Last month the new proposed Maternity Benefit (Amendment) Bill, 2016, was passed by the Rajya Sabha. It increases the maternity leave for working women from the current 12 weeks to 26 weeks and includes “commissioning and adopting mothers”. It also gives nursing mothers the option to work from home.
Whilst this is a welcome move to provide women who are mothers a “support system”, it is only a partial relief measure for the following reasons.
- Longer time away from work, increases the anxiety levels of women. There are re-entry barriers of settling into a work-life routine and adjusting to the needs of the new born child which varies from person to person. Male managers and supervisors need to be sensitive to the needs of new parents at the workplace. Offering flexibility in work timings and assisting in work-life integration is crucial to helping ease re-entry pressures.
- Women often opt out of the workforce because of lack of affordable childcare or support systems. Women are traditionally seen as “home makers” who take time off from work to have children and raise them. They are expected to be the primary caregiver with little or no help from their spouse or partner.
- Due to their perceived role as “primary caregivers”, women are looked at as “secondary workers” who are not fully available to contribute to a formal career. As a result they are often by-passed from being given important assignments, promotions and significant roles in their career.

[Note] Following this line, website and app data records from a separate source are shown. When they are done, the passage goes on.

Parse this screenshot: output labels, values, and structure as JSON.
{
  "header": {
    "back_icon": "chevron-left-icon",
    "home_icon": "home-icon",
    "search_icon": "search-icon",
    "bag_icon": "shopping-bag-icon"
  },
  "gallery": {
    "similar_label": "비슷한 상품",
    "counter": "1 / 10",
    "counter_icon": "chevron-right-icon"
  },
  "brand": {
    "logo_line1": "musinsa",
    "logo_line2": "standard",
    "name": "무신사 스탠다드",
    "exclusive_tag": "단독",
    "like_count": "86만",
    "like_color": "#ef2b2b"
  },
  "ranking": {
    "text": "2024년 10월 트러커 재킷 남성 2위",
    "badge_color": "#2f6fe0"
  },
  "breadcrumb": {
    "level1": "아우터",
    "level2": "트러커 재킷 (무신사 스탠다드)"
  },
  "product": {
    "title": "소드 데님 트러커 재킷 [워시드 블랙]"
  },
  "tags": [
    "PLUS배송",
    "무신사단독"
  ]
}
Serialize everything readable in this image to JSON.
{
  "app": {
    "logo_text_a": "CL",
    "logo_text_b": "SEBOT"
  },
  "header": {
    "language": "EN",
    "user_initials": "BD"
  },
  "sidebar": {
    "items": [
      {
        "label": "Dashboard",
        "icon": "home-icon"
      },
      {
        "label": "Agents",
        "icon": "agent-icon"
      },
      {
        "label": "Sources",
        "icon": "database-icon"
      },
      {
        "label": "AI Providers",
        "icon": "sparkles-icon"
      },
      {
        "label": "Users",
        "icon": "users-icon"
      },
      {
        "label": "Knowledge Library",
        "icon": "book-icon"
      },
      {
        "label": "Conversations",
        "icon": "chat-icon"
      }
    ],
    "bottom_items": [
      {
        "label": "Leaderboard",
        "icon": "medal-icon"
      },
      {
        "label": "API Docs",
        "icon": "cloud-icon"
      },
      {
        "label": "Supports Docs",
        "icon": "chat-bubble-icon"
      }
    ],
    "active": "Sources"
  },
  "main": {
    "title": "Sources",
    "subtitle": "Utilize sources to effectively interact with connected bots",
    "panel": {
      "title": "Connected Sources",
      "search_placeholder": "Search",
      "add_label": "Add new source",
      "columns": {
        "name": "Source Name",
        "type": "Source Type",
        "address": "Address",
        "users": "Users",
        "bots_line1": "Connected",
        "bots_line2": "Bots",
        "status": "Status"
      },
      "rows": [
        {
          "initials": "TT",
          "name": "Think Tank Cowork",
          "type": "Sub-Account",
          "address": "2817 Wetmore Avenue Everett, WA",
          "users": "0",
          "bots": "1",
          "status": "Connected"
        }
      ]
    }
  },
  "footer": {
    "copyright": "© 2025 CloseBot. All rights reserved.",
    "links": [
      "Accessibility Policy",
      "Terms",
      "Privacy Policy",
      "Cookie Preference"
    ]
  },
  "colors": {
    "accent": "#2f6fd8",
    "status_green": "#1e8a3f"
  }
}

- Finally, we cannot ignore the gender pay gap. In India, women earn 27% less on an average than their male counterparts. Not surprisingly, women’s participation in the labour force fell from just over 37% in 2004-05 to 29% in 2009-10 despite an increase in women graduating from college. Studies have shown that women choose to drop out of work between Junior to mid-career level and stay at home because of systemic social discrimination issues including the proverbial glass ceiling. They also drop out of work because they end up earning less than their husbands and are not seen as the main income earner.
So how can we change these social norms? It would definitely help if both parents could share the parenting responsibility.

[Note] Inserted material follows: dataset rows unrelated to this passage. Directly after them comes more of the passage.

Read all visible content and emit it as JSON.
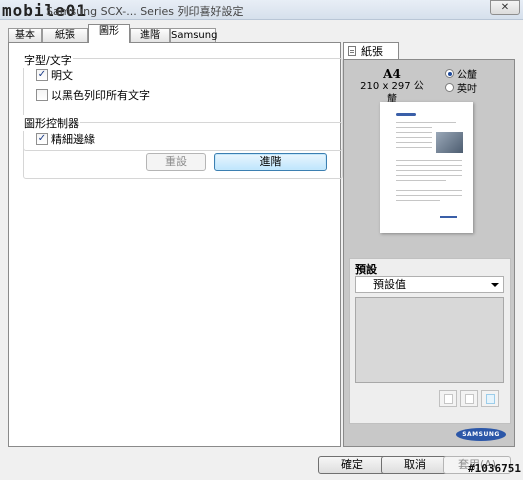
{
  "window": {
    "logo": "mobile01",
    "title": "Samsung SCX-... Series 列印喜好設定",
    "close_glyph": "✕"
  },
  "tabs": [
    "基本",
    "紙張",
    "圖形",
    "進階",
    "Samsung"
  ],
  "active_tab": "圖形",
  "graphics": {
    "font_group_title": "字型/文字",
    "checkbox_clear_text": "明文",
    "checkbox_clear_text_checked": true,
    "checkbox_all_text_black": "以黑色列印所有文字",
    "checkbox_all_text_black_checked": false,
    "controller_group_title": "圖形控制器",
    "checkbox_fine_edge": "精細邊緣",
    "checkbox_fine_edge_checked": true,
    "reset_button": "重設",
    "advanced_button": "進階"
  },
  "right_panel": {
    "tab_label": "紙張",
    "paper_size": "A4",
    "paper_dimensions": "210 x 297 公釐",
    "unit_mm": "公釐",
    "unit_inch": "英吋",
    "selected_unit": "公釐",
    "presets_label": "預設",
    "presets_value": "預設值",
    "brand": "SAMSUNG"
  },
  "footer": {
    "ok": "確定",
    "cancel": "取消",
    "apply": "套用(A)"
  },
  "watermark": "#1036751",
  "colors": {
    "selection_blue": "#3c7fb1",
    "brand_blue": "#2c57a8"
  }
}
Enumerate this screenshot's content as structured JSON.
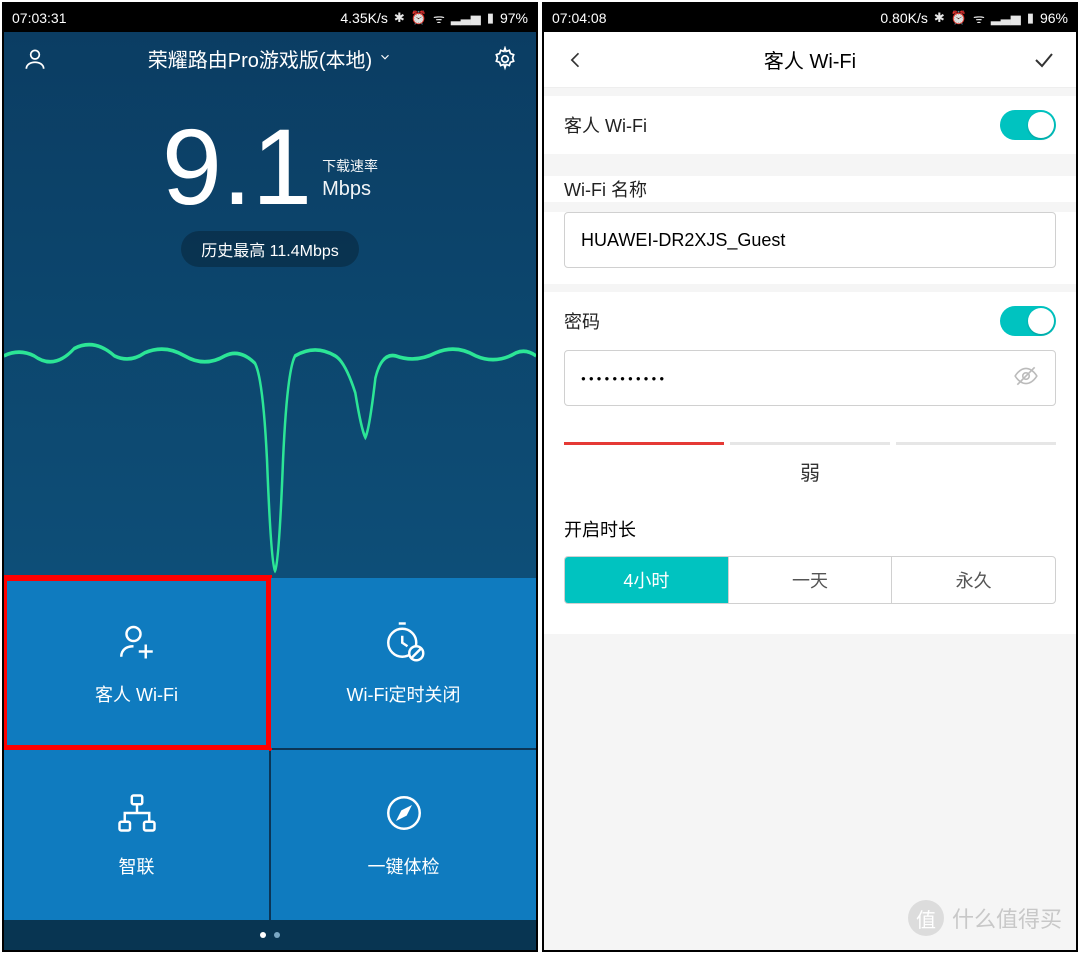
{
  "left": {
    "status_time": "07:03:31",
    "status_rate": "4.35K/s",
    "status_battery": "97%",
    "header_title": "荣耀路由Pro游戏版(本地)",
    "speed_value": "9.1",
    "speed_label": "下载速率",
    "speed_unit": "Mbps",
    "history": "历史最高 11.4Mbps",
    "tiles": [
      {
        "label": "客人 Wi-Fi"
      },
      {
        "label": "Wi-Fi定时关闭"
      },
      {
        "label": "智联"
      },
      {
        "label": "一键体检"
      }
    ]
  },
  "right": {
    "status_time": "07:04:08",
    "status_rate": "0.80K/s",
    "status_battery": "96%",
    "page_title": "客人 Wi-Fi",
    "guest_toggle_label": "客人 Wi-Fi",
    "ssid_label": "Wi-Fi 名称",
    "ssid_value": "HUAWEI-DR2XJS_Guest",
    "password_label": "密码",
    "password_masked": "●●●●●●●●●●●",
    "strength_label": "弱",
    "duration_label": "开启时长",
    "duration_options": [
      "4小时",
      "一天",
      "永久"
    ],
    "duration_selected": 0
  },
  "watermark": {
    "logo_char": "值",
    "text": "什么值得买"
  }
}
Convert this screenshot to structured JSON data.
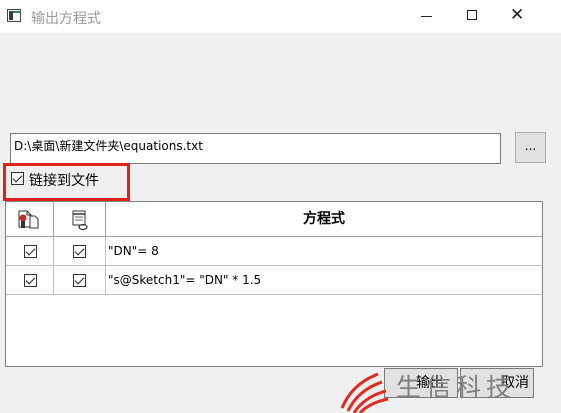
{
  "window": {
    "title": "输出方程式",
    "close_glyph": "✕"
  },
  "file": {
    "path": "D:\\桌面\\新建文件夹\\equations.txt",
    "browse_label": "..."
  },
  "link_option": {
    "label": "链接到文件",
    "checked": true
  },
  "table": {
    "header_icons": [
      "include-part-icon",
      "calendar-link-icon"
    ],
    "equation_header": "方程式",
    "rows": [
      {
        "col1_checked": true,
        "col2_checked": true,
        "equation": "\"DN\"= 8"
      },
      {
        "col1_checked": true,
        "col2_checked": true,
        "equation": "\"s@Sketch1\"= \"DN\" * 1.5"
      }
    ]
  },
  "buttons": {
    "ok": "输出",
    "cancel": "取消"
  },
  "watermark": {
    "text": "生信科技"
  },
  "colors": {
    "highlight": "#e0201b",
    "watermark_logo": "#e02a22",
    "watermark_text": "#7f7f7f"
  }
}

When asked why paternity leave was not included in the bill, the Minister for Women and Child Development said that men would use the time off as a holiday. This statement is wrong because it subscribes to the current gender stereotypical roles of parents and assumes that men cannot be equal caregivers.

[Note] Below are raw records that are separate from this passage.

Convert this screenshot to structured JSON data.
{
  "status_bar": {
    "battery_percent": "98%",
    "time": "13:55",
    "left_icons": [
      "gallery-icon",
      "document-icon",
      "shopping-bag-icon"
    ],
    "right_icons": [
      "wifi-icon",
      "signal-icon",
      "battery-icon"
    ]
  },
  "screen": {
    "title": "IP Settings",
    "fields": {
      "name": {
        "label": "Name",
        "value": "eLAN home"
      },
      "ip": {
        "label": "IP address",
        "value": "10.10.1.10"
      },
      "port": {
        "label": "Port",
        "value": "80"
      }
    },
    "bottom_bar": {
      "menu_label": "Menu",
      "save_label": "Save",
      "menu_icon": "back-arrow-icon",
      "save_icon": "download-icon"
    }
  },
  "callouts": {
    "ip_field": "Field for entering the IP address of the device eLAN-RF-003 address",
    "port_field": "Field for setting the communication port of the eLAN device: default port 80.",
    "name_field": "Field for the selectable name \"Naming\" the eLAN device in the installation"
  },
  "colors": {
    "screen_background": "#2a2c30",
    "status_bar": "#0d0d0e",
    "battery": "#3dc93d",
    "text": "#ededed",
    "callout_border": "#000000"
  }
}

Many countries and corporations have instituted paternity leave and encourage men to be equal caregivers. Parents in Sweden are entitled to 480 days of parental leave of which 240 days must be taken by each of the parents and is non-transferable. Whilst Facebook announced last year, that they would cover four months paid parental leave irrespective of gender.
This ensures that the burden of caring for the newborn child and adjusting to the change in family does not rest with only the mother and is a great way to promote gender equality. Surveys showed that Swedish fathers actually took 25% of their leave to be with their children. Whilst this has a positive impact of breaking down stereotypes, it also influences children on how they view the role of parents and improves the bonding with both parents.
The new Maternity Bill and its provisions are a step in the right direction, but we hope the government will continue to refine the bill to include fathers as primary caregivers too.